A distinguished new voice from South Africa writes about a white working-class Afrikaner family with a shameful secret as the end of Apartheid draws near.
Poor, ill-educated, and dependent on government handouts, the Benade family moved in to Johannesburg in the 1930s, when drought and the Depression ended their farming. Recruited to do the grunt work of policing apartheid and manning the railroads, they were rewarded with housing and a protected white status. But the Benades—Pop, Mol, Treppie, and young Lambert—who live in Triomf, built on the rubble of the legendary Sophiatown, are, by 1993 and story’s opening, cynical about politics. They also fear black rule, and, as they prepare for Lambert’s 40th birthday, the same month as the upcoming election that will end Apartheid, they make half-hearted preparations to flee north. But the family is so dysfunctional and volatile that most of their enterprises end badly. Treppie, scarred by a childhood beating, provokes quarrels; Pop is well-meaning but ailing; Mol is worn out from sexually servicing all three men; and Lambert, an epileptic, is mentally ill. The three older Benades are in fact siblings with a secret: Lambert is their son. No one is sure who the father is—the incest began in childhood, and Lambert has been told that Pop and Mol are his parents. In 1994, as election and birthday near, they comment mordantly on the politicians, and Lambert, who’s been promised a woman, makes a list of things to do—including an attempt to clean the kitchen, which ends in an explosion.
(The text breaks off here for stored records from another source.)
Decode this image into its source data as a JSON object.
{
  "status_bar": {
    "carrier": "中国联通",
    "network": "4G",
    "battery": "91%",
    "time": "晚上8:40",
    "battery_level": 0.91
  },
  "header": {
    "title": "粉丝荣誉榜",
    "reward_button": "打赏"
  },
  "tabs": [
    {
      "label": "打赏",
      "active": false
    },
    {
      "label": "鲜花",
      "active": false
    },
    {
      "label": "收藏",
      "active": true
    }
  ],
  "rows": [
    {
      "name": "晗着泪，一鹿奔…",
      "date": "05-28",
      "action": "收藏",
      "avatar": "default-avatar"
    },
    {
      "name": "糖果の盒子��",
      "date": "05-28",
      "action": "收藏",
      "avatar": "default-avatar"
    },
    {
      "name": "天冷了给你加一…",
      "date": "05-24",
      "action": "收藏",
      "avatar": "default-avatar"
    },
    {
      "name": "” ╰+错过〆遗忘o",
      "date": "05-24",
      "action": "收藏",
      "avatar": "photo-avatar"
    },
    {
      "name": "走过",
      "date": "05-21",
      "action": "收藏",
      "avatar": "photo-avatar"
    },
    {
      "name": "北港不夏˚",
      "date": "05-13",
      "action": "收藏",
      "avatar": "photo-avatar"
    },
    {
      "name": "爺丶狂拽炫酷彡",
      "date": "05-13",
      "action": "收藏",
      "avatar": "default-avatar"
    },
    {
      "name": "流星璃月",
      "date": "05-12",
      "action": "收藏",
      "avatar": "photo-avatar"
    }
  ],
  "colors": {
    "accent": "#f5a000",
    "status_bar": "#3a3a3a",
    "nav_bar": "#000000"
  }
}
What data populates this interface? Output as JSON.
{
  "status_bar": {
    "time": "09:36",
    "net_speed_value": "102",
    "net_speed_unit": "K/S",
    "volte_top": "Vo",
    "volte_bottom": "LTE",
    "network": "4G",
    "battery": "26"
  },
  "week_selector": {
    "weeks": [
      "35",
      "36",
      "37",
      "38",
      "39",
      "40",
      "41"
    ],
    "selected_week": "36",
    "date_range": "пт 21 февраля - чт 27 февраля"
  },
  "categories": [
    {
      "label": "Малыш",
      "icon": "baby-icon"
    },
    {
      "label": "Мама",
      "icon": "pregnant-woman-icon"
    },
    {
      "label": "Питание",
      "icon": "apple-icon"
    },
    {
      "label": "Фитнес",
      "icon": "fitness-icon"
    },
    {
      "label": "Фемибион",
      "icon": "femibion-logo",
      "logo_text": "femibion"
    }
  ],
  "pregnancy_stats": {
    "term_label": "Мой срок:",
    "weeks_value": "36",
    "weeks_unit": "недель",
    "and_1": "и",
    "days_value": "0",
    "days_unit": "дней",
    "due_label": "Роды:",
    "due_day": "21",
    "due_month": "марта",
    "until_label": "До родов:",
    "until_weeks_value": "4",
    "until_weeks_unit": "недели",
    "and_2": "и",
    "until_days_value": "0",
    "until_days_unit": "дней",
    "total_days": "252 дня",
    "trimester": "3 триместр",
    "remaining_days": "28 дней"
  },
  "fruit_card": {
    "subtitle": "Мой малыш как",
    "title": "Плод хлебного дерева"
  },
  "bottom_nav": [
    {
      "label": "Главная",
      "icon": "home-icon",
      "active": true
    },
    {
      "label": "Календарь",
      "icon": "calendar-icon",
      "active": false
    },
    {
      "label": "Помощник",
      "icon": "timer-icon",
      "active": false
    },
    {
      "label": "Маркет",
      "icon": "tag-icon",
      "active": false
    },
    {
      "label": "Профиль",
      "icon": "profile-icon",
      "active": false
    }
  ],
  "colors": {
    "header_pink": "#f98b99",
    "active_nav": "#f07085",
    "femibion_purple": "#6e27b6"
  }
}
Nothing ever goes right, yet a redemptive affection allows the Benades to survive death, revelations, even the establishment of a black government.
A remarkably evocative portrayal of the usually ignored white underclass: the best post-apartheid novel yet.